But remains.  Long enough to assert an order in the family; long enough to encode for Joseph his son that the way among the Jews is unique, singular, and certainly not simple.  "Promise me you'll bury me among the ancestors," he demands of his son.  And the promise is fulfilled.  But like a great quarterback fakes long before hitting the receiver cutting across the field for short yardage, Jacob pulls his grandchildren close and in switching the blessing of Ephraim and Menashe, he conveys an even greater principle beyond the plea for love and truth--חסד ואמת that he demands. 

That truth says that we change the order of a destiny we are meant to live.  How we were born, where we were born, in what place, at what time--is not determinative of who we are and who we will be but the human element--our lives at play in the world--is ultimately the hand that shapes our existence.

Abraham may have argued with God; Isaac, that passive saint of a man, said little, and did less.  But Jacob, mighty conniver in the game of life that he was, pinned his God to the ground, fought to a draw, and from the struggle, exacted blessing.

Destiny, covenant, faith, eternity--I know, I know:  when all is said and done, what are you going to do about it?

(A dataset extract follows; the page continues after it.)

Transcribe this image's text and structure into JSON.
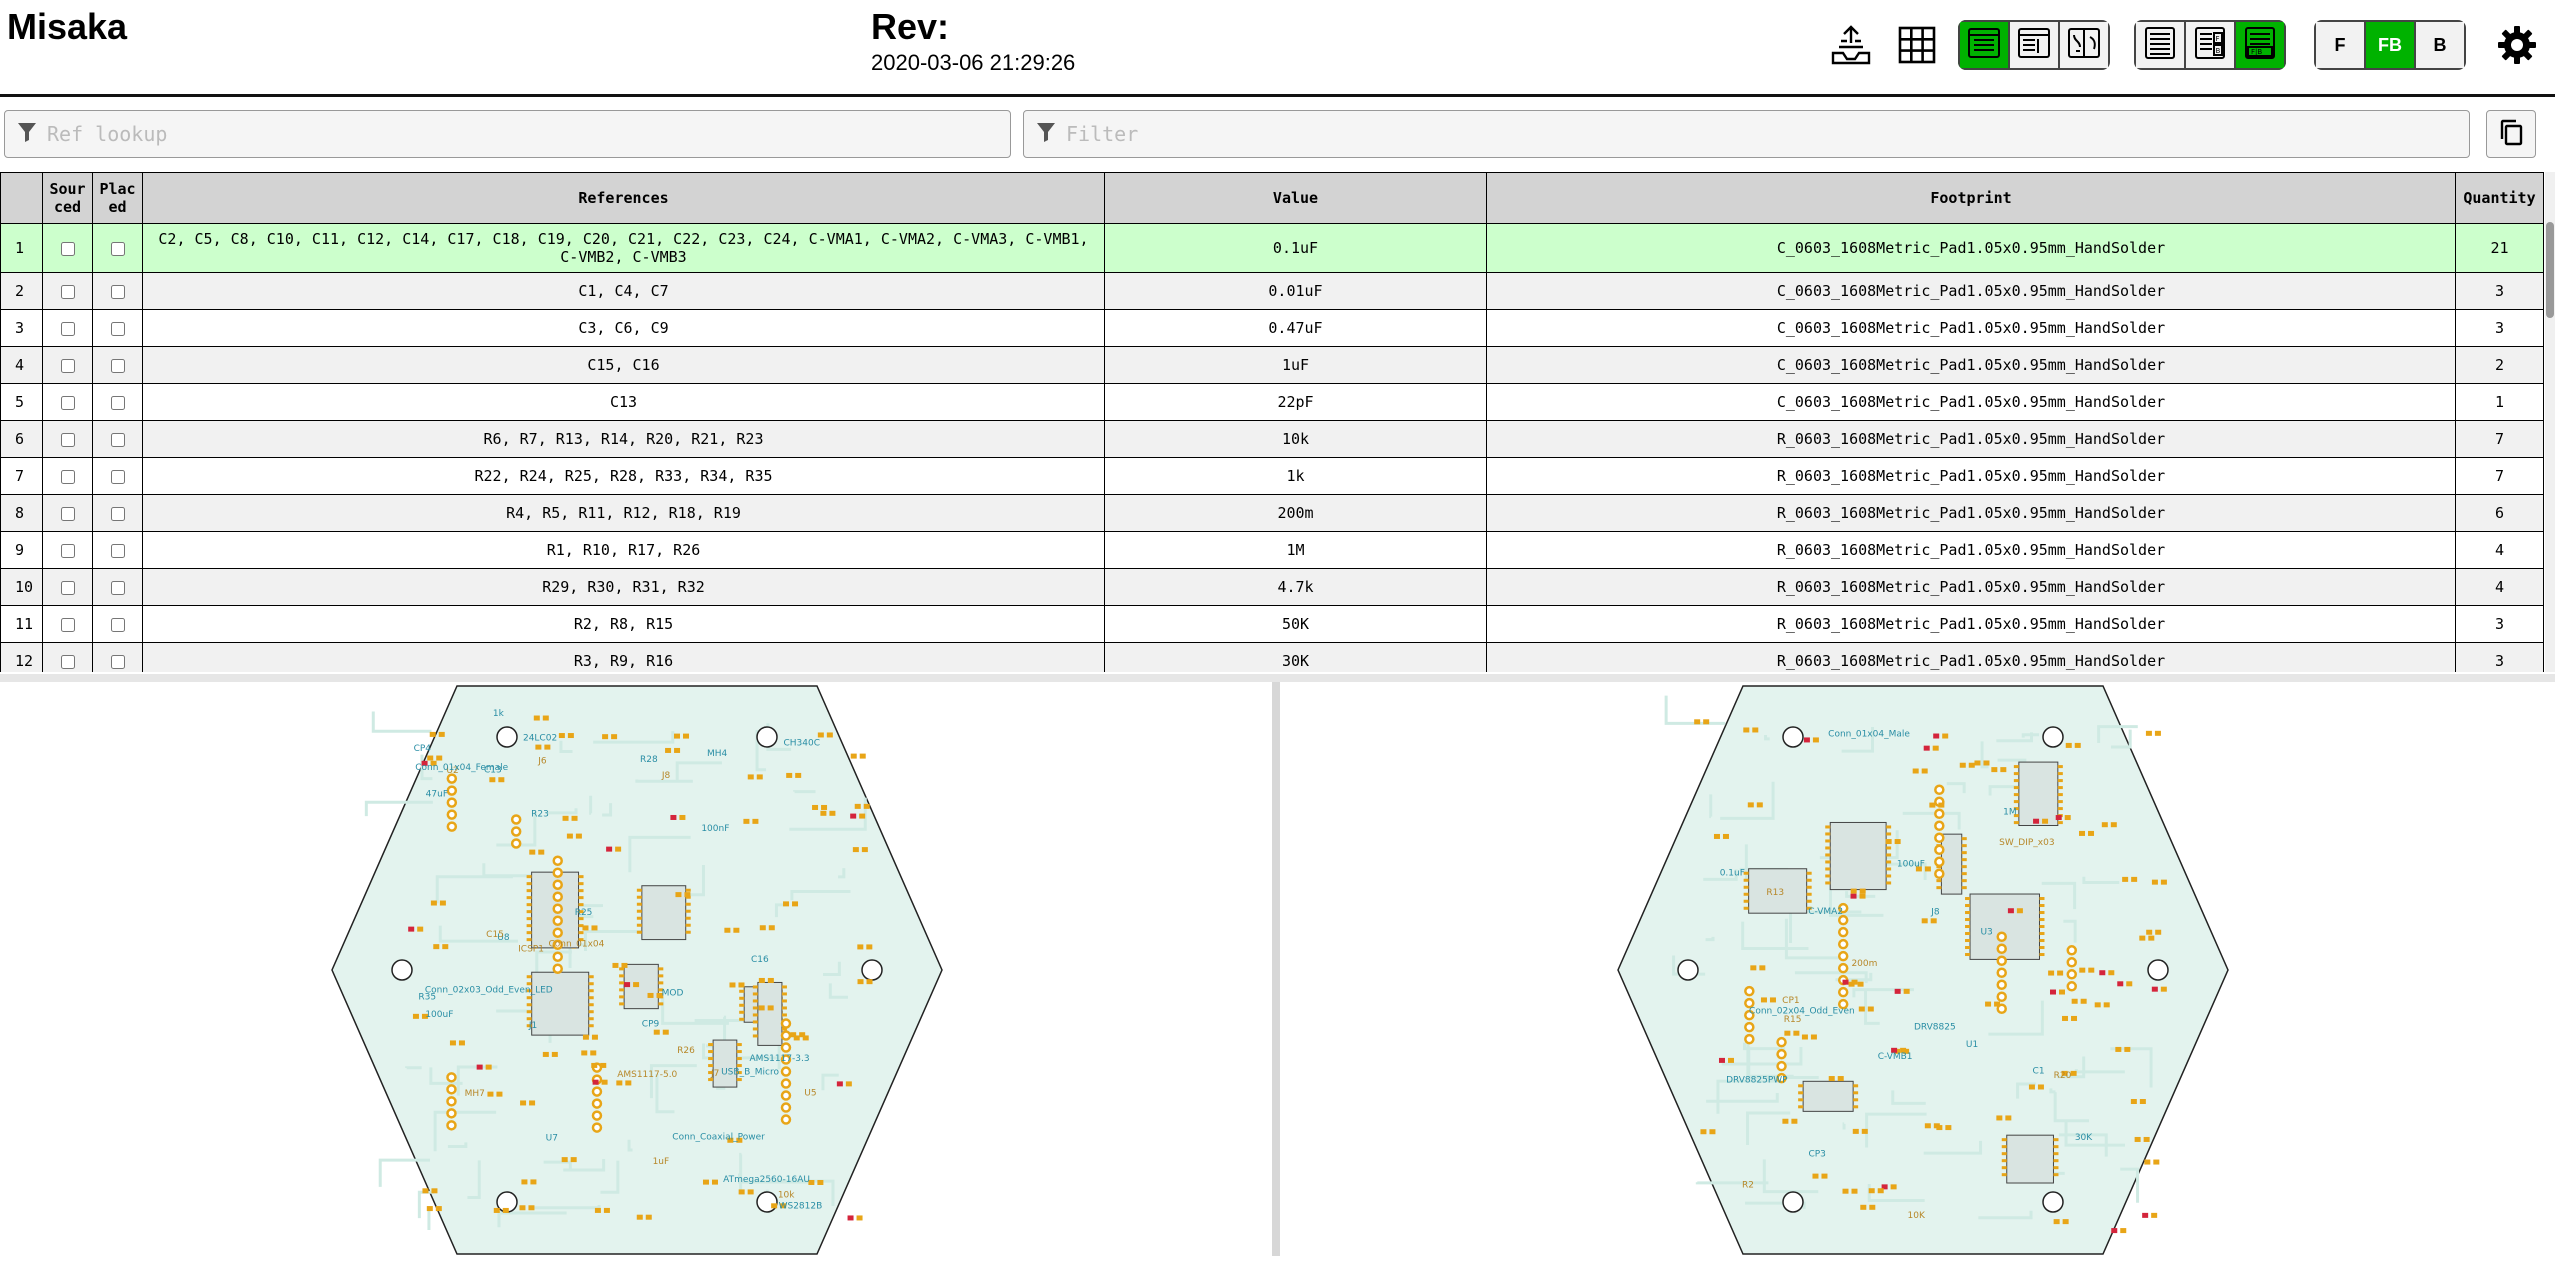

Jacob is laid to rest this Shabbat.  Genesis draws to an end.  The drama of Exodus and Moses' larger-than-life personality dominates Torah for the remainder of the year.  But it's Jacob we long for, Jacob we know in our guts, until we meet again, next year.